5 Skills for Overcoming Fear and Anxiety on the Golf Course

By: Andy Fish, PGA Professional Our brains react to things that are frightening. It’s a valuable trait for avoiding danger and staying alive. Unfortunately, our brains don’t have much nuance in this area and we react similarly to situations that are unfamiliar or uncomfortable. As a freshmen in high school, I had a fear of teeing off over water.  I was playing in a sectional golf tournament at an unfamiliar course and one of the holes by the clubhouse was a par three with an island tee box and a green on a small peninsula. My anxiety elevated through the round until I got to that hole. So, of course, I hit three shots into the water before I got a ball on dry ground. First tee jitters, the final holes of your best round and 2 foot putts can all constitute a stimulus for anxiety. They’re not dangerous, but your brain knows it doesn’t like the situation. Your palms sweat, breathing shallows and you might get quick with your actions and decisions. It’s very difficult to play in this state, so let’s fix it and look at some ways to overcome fear and anxiety on the links. Get familiar with the situation It’s simple, practice in the situation that brings you fear. A few years ago a student of mine had trouble with one hole on the course she played. It was a par 3 over water (sound familiar?). We walked out to the demonic par 3 with a bag of golf balls.

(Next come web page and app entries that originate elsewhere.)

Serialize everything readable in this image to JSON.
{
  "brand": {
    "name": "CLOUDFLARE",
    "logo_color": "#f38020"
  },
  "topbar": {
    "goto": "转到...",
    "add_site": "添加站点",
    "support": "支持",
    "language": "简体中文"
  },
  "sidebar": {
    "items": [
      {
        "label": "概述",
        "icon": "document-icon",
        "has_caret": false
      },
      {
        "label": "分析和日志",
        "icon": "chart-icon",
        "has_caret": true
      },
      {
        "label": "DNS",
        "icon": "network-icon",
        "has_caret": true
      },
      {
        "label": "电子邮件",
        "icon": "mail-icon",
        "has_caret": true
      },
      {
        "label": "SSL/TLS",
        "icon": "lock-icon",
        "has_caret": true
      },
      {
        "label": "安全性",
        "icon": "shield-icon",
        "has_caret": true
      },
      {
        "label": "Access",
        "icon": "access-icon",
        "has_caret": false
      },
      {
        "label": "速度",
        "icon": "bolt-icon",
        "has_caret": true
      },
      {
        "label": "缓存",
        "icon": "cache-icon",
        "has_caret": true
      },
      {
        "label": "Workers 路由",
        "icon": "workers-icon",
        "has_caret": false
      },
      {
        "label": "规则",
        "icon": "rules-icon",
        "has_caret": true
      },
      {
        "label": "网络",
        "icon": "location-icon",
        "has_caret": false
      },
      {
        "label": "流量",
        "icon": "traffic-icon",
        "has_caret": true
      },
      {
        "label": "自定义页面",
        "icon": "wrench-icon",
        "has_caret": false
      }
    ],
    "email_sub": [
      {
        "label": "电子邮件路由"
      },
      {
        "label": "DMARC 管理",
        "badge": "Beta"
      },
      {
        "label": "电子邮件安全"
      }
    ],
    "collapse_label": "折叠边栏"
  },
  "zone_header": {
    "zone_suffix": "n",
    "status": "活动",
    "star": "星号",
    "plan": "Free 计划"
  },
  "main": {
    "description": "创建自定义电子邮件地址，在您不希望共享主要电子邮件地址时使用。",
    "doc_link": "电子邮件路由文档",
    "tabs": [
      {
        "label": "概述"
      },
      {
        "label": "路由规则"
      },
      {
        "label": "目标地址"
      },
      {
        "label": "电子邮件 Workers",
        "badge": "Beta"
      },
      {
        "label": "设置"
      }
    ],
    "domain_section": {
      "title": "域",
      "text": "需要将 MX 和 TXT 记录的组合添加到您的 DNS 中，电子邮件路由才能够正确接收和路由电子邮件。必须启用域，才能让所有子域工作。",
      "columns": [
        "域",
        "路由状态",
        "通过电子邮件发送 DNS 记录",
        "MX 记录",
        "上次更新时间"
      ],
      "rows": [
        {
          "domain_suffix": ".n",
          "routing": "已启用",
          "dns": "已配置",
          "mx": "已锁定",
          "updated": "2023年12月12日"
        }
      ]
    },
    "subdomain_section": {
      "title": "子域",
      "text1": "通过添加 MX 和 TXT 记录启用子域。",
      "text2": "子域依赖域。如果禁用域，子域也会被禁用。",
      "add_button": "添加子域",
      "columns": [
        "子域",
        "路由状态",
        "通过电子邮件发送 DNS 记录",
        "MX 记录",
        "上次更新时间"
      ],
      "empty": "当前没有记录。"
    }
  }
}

One mission, slay the beast. Kristi hit many of the balls into the water at...